In Missoula, Tester Joins Postal Workers and Locals to Discuss Importance of Missoula’s USPS Processing Center

Following urging from the Senator, the USPS halted plans to consolidate Missoula’s Processing and Distribution Center

U.S. Senator Jon Tester today spoke alongside postal workers and Missoula locals to discuss his efforts to halt plans to move Missoula’s United States Postal Service (USPS) Processing Center to Spokane.

“Simply put, there is no scenario where moving the processing center out of state would improve service for Montanans. And it would have put a handful of good-paying Montana jobs on the chopping block,” said Tester. “This is yet another example of unelected D.C. bureaucrats not understanding rural America. I’m proud to have put a stop to this consolidation plan, and I’m going to continue to do all I can as Montana’s senior senator to make sure they don’t change course.”

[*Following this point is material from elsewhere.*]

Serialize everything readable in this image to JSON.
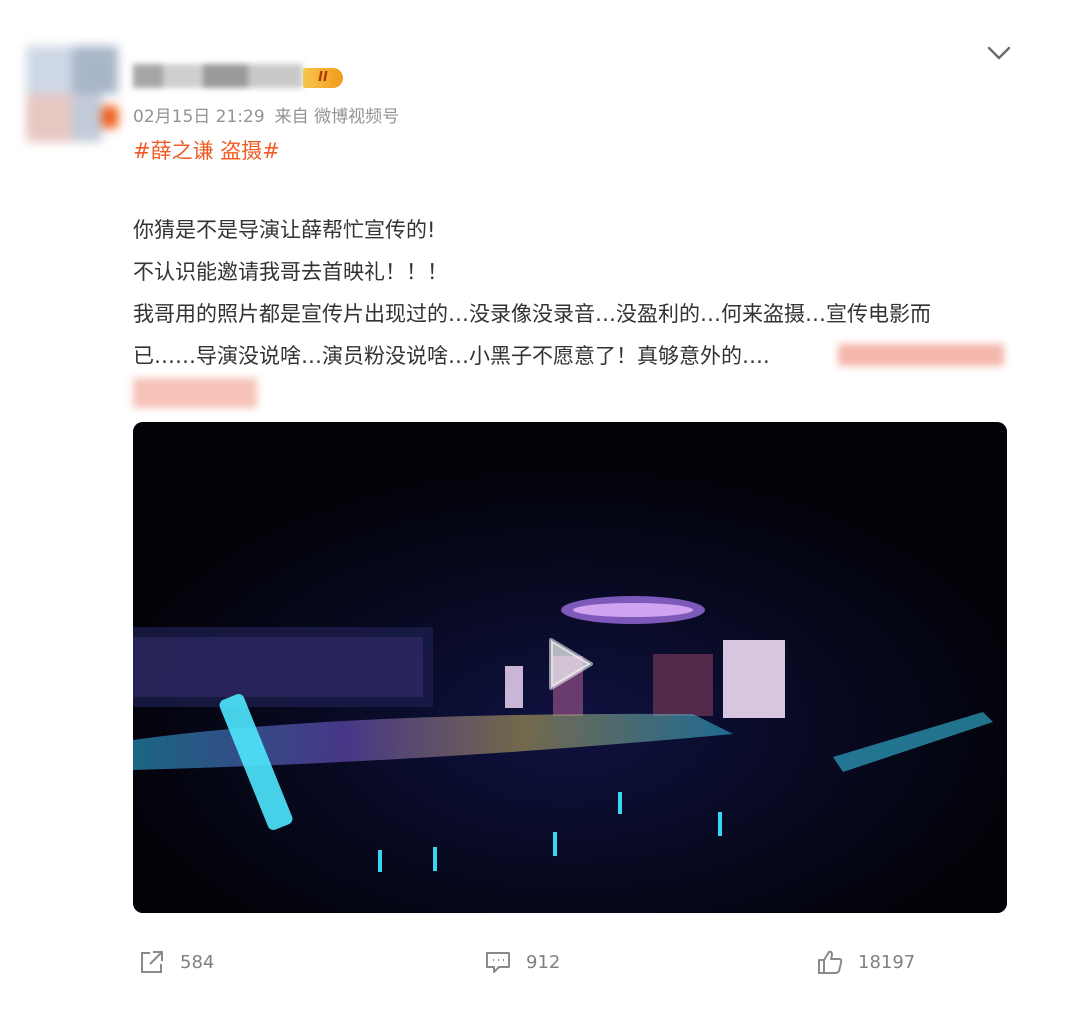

“We have heard from the elderly, we have heard from businesses, we have heard from veterans. It is a big deal to be waiting on medications. We rely on these services and we also rely on these jobs in Missoula,” said Amber Sherrill, President of the Missoula City Council. “To lose these jobs would be a giant blow to the city of Missoula as well as a giant blow to those families… I want to personally thank you, Senator Tester, for the work that you’ve done for us. I’m proud and I’m honored and I’m grateful that you’re willing to take the helm of this and fight for what we need in our community.”

“When this came across my desk, the mail processing review and the risk of losing jobs, I had no doubt in my mind Senator Tester would help us and answer the call, and you guys have. You’ve been by our side every step of the way,” said Robert Hopp, President of the American Postal Workers Union Local #113. “We all know this is a bad idea, moving all our outgoing mail to Spokane, Washington. Like the Senator said, he’s driven these roads. I’ve driven these roads. We’ve all driven these mountain passes. The PARCEL Act needs to go through… We’re moving in the wrong direction, but if we keep up the fight with Senator Tester’s help, we can win this. Thank you, again, from the bottom of my heart.”

“I want to thank Senator Tester for representing Montana values,” said Steve McArthur, a local Missoula senior. “I used to get social security mailed to me. I now have it delivered electronically to my bank. Part of that is because of the erosion of trust… I’m concerned about this continued erosion and I appreciate, Jon, your willingness to stand up and fight for our Montana values.”

After Tester repeatedly called on USPS to halt plans to move Missoula’s P&DC outgoing processing operations to Spokane, Postmaster Louis DeJoy responded by announcing this month that he would pause all processing center consolidation plans.

Tester fought for months to force USPS to halt their consolidation plans in Montana and across the country. In February, Tester urged DeJoy to halt the United States Postal Service’s Mail Processing Facility Review that could result in the relocation of Missoula’s P&DC outgoing mail processing operations to Spokane, Washington. In March, following an initial decision to make the move permanent, and after hearing from countless veterans frustrated with USPS’s untimely delivery of prescription medications, Tester called on the USPS Board of Governors to work towards improved postal service in Montana. And in May, Tester led a bipartisan letter to the USPS Board of Governors calling for the USPS to halt all consolidation plans.

Tester has introduced his Protecting Access to Rural Carriers for Every Location (PARCEL) Act – legislation to prohibit unnecessary and harmful consolidation of mail processing operations nationwide – which would ensure USPS cannot reverse course on their decision to halt consolidation plans in Missoula and across Montana.